Because I’ve traced the route over and over this past two months, Strava last week awarded me Local Legend status for the .6 mile path I’ve been running most every day at my local park. The dirt trail forms a rough rectangle just inside the wrought-iron fence lining the central area of the park. It’s not a path you would find on an official map of the park but it’s there. It’s always been there, as long as I’ve lived here, worn into the landscape by thousands of daily footsteps from oddballs like me. 

In trying to self-rehab a knee injury, I’ve found that the soft surface is a balm to my damaged tendon or torn meniscus or whatever the hell is going on inside my knee. I’m also getting the benefit of the uneven fall of every footstep on the irregular surface, which is soothing to this repetitive-motion injury caused by the wear and tear of my millions of essentially identical footsteps on asphalt over the years. 

In pursuit of uneven surfaces, I haven’t been running directly on the smooth dirt path. I’ve been running on the grass (or what passes for grass in NYC parks) just beside the path, darting around bushes, surfing over the puddles of spiky round seedpods from the Plane trees, leaping some freaky ratholes by the garbage cans.

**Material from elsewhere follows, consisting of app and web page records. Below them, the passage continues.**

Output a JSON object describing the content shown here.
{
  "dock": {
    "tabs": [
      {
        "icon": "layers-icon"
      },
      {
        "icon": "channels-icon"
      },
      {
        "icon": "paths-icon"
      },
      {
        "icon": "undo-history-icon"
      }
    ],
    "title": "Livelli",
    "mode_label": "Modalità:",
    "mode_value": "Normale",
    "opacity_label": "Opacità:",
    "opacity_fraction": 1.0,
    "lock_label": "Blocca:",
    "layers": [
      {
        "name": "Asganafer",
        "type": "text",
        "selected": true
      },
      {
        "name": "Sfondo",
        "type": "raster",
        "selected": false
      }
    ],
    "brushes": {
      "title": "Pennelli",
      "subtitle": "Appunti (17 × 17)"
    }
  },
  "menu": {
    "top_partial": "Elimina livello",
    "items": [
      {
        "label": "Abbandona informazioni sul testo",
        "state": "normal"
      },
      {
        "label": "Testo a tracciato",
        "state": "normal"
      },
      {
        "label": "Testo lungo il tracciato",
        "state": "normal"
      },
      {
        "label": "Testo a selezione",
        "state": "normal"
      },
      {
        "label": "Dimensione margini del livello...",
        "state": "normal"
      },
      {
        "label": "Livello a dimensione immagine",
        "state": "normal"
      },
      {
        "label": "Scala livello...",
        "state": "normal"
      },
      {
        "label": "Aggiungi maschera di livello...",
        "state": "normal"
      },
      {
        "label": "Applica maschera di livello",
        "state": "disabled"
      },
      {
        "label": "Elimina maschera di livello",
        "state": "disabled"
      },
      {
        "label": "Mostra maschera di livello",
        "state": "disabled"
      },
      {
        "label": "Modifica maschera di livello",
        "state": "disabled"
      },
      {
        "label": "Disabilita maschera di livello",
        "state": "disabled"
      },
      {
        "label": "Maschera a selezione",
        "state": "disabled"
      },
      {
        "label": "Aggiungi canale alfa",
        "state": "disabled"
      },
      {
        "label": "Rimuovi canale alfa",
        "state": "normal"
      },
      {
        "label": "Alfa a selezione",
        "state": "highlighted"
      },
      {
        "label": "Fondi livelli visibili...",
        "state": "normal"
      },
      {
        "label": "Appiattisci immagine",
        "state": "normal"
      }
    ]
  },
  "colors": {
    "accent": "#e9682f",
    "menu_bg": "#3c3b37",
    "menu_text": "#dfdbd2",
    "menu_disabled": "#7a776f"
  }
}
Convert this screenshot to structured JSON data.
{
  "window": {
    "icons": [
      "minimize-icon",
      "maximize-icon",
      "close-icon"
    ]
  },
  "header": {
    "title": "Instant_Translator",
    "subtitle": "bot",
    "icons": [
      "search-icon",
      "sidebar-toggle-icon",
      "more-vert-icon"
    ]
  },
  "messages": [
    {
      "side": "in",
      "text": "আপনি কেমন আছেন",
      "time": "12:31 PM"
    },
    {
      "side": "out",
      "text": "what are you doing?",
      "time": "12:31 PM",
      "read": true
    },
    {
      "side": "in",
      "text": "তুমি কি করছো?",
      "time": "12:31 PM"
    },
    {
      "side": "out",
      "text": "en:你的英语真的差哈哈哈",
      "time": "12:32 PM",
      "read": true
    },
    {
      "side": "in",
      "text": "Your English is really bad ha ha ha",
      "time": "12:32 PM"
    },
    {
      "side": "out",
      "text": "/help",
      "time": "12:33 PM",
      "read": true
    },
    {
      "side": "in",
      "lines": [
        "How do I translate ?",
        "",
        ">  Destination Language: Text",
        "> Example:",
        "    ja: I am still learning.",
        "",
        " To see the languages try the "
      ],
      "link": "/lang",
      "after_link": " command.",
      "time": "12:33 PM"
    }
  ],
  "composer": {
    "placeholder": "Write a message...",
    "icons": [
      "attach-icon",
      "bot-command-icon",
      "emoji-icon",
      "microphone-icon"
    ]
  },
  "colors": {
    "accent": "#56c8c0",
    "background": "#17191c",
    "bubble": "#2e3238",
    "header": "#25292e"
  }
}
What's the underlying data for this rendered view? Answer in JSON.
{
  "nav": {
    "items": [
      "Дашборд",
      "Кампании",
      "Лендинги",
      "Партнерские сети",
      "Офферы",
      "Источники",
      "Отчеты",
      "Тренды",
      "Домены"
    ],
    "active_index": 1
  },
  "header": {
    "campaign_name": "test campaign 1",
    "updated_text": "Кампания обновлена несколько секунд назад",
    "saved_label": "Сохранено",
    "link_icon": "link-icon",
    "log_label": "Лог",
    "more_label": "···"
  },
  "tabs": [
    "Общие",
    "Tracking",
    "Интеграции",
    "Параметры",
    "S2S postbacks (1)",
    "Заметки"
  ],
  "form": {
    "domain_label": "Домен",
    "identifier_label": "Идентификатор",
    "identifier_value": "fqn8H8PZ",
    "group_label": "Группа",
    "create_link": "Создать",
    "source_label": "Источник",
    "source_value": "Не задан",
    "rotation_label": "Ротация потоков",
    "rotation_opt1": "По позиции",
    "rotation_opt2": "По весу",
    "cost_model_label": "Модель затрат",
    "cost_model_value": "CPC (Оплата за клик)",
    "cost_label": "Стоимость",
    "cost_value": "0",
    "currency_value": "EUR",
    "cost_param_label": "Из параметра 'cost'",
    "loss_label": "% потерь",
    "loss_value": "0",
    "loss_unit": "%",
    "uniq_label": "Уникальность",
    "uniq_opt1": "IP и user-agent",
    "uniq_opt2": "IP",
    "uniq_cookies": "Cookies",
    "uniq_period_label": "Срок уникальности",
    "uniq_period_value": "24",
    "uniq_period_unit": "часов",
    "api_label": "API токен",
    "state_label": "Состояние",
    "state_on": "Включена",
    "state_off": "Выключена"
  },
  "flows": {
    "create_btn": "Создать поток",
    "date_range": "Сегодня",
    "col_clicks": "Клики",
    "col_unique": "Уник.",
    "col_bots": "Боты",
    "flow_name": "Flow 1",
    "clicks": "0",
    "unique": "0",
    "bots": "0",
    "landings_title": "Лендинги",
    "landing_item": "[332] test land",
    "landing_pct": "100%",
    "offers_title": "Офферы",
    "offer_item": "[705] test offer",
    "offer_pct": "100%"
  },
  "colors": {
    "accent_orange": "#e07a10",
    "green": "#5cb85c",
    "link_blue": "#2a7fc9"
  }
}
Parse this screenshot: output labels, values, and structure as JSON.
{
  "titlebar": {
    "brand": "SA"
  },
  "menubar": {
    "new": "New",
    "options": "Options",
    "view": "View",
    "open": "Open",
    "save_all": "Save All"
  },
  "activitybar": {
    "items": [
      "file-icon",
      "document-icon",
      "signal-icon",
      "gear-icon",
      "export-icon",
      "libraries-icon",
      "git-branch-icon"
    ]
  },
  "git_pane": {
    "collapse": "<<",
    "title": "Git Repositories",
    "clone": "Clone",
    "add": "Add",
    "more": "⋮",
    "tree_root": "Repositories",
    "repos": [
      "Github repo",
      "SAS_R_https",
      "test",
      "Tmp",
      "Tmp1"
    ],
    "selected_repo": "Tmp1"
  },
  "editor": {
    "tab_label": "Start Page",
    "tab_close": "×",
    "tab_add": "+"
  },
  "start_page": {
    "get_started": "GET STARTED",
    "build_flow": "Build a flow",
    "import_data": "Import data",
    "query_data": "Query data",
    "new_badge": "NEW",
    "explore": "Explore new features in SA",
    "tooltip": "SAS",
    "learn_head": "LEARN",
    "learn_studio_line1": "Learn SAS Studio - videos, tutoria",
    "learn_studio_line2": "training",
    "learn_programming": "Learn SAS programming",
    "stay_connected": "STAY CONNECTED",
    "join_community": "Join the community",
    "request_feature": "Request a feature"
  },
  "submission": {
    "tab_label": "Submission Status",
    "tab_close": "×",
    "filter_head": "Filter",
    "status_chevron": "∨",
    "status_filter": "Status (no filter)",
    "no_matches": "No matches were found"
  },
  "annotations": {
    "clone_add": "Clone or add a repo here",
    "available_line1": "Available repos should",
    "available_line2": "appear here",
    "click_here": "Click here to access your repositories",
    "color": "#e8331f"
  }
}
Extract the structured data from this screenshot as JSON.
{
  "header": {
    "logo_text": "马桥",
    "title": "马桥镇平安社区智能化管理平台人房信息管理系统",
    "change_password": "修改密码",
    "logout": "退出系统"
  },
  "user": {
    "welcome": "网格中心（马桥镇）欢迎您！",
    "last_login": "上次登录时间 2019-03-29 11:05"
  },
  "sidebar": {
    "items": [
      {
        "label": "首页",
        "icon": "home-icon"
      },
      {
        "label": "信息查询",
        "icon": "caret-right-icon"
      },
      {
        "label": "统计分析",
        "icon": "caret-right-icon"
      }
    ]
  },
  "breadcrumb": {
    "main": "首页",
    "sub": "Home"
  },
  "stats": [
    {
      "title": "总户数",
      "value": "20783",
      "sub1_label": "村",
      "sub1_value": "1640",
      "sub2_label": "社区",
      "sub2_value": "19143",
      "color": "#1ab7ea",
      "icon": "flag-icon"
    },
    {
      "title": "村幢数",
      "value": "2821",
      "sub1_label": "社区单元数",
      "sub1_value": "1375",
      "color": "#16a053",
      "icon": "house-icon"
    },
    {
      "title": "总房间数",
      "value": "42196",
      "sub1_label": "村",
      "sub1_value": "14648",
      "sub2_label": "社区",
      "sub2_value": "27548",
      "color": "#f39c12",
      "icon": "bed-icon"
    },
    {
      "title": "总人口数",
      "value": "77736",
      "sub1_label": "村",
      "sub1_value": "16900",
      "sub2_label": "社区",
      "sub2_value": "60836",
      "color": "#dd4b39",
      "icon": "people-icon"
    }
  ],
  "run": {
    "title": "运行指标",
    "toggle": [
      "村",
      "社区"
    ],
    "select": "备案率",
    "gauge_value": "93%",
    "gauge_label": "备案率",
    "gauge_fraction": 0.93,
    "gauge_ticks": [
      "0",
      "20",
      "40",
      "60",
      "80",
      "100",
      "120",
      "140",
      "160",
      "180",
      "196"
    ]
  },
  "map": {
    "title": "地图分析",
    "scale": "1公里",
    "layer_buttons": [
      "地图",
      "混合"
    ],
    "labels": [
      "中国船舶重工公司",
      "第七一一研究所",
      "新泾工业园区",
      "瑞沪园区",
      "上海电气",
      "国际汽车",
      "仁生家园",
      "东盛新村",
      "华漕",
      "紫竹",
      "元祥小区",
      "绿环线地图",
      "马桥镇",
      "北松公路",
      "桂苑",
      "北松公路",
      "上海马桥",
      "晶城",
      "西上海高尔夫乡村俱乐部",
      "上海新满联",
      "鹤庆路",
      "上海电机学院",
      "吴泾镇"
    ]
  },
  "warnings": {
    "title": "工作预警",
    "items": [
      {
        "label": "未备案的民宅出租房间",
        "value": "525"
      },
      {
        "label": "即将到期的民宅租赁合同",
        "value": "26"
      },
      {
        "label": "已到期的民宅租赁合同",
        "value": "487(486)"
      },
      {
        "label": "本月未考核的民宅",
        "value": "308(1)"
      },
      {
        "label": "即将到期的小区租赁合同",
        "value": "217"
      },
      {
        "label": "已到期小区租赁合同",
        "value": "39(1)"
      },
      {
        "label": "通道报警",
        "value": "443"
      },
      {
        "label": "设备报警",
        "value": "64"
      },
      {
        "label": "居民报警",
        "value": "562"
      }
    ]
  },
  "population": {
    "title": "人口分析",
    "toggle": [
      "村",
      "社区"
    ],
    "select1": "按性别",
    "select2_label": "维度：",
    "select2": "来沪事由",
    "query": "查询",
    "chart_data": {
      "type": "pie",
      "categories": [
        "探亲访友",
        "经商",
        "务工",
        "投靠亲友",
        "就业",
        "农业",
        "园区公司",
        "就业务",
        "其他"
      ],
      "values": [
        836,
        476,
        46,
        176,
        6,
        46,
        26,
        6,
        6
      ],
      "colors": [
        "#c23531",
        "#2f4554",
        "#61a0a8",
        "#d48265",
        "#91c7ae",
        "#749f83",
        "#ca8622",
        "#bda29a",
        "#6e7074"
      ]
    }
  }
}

Usually I’m alone on the path but once or twice a week I seem to be running it the same time of day as a woman who likes to run it the opposite direction I do. In spite of many passings we’ve yet to acknowledge each other’s presence. She always looks faster and stronger than I feel, which motivates me to keep pushing.

Weirdly, this path just inches away from street and concrete and pedestrians, littered with trash and broken glass, gives me an energizing daily dose of Nature. For all its sameness, the path is endlessly changing. Cold temperatures freeze yesterday’s footprints in the mud and harden the ground; the warming trends of the coming spring turn it back to mush. One day there might be an impressive pile of plastic Fireball shot bottles from an impromptu party the night before. Shoots of stubborn city daffodils are now poking up here and there. And there’s a curious leaf-stuffed nook in the roots at the base of one tree where I’ve seen both a grackle and a black squirrel messing around, making me wonder if one or the other lives there or if they are the usual sort of unlikely Williamsburg roommates.

Once in a while, when I get bored, I turn around and run it the opposite way like my sometime fellow path-jogger. I’m always stunned by how different any route is when I just flip things around like that. The view and vibe are totally new, even if I’ve run it over and over again the other way.